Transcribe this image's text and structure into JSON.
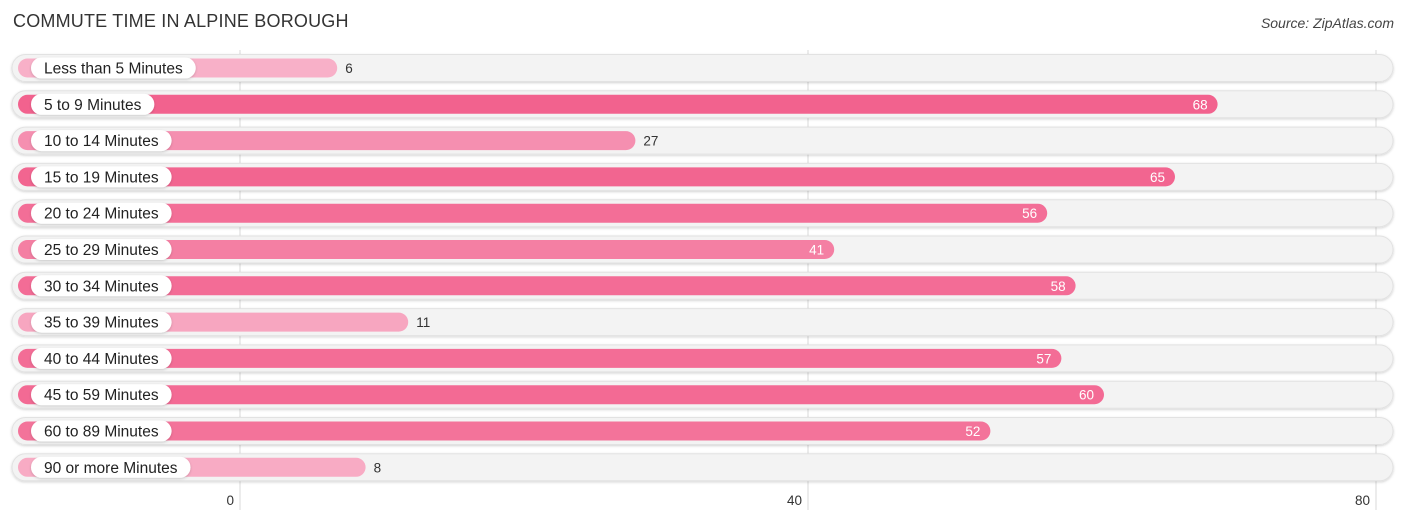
{
  "header": {
    "title": "COMMUTE TIME IN ALPINE BOROUGH",
    "source": "Source: ZipAtlas.com"
  },
  "colors": {
    "bar_low": "#f8b0c8",
    "bar_high": "#f2628e",
    "track": "#f3f3f3",
    "gridline": "#d8d8d8",
    "label_bg": "#ffffff",
    "value_inside": "#ffffff",
    "value_outside": "#333333"
  },
  "chart_data": {
    "type": "bar",
    "orientation": "horizontal",
    "title": "COMMUTE TIME IN ALPINE BOROUGH",
    "xlabel": "",
    "ylabel": "",
    "categories": [
      "Less than 5 Minutes",
      "5 to 9 Minutes",
      "10 to 14 Minutes",
      "15 to 19 Minutes",
      "20 to 24 Minutes",
      "25 to 29 Minutes",
      "30 to 34 Minutes",
      "35 to 39 Minutes",
      "40 to 44 Minutes",
      "45 to 59 Minutes",
      "60 to 89 Minutes",
      "90 or more Minutes"
    ],
    "values": [
      6,
      68,
      27,
      65,
      56,
      41,
      58,
      11,
      57,
      60,
      52,
      8
    ],
    "xlim": [
      0,
      80
    ],
    "xticks": [
      0,
      40,
      80
    ],
    "grid": true,
    "legend": "none"
  }
}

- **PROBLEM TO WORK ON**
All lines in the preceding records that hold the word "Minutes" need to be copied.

- **EXERCISE OUTPUT**
      "Less than 5 Minutes",
      "5 to 9 Minutes",
      "10 to 14 Minutes",
      "15 to 19 Minutes",
      "20 to 24 Minutes",
      "25 to 29 Minutes",
      "30 to 34 Minutes",
      "35 to 39 Minutes",
      "40 to 44 Minutes",
      "45 to 59 Minutes",
      "60 to 89 Minutes",
      "90 or more Minutes"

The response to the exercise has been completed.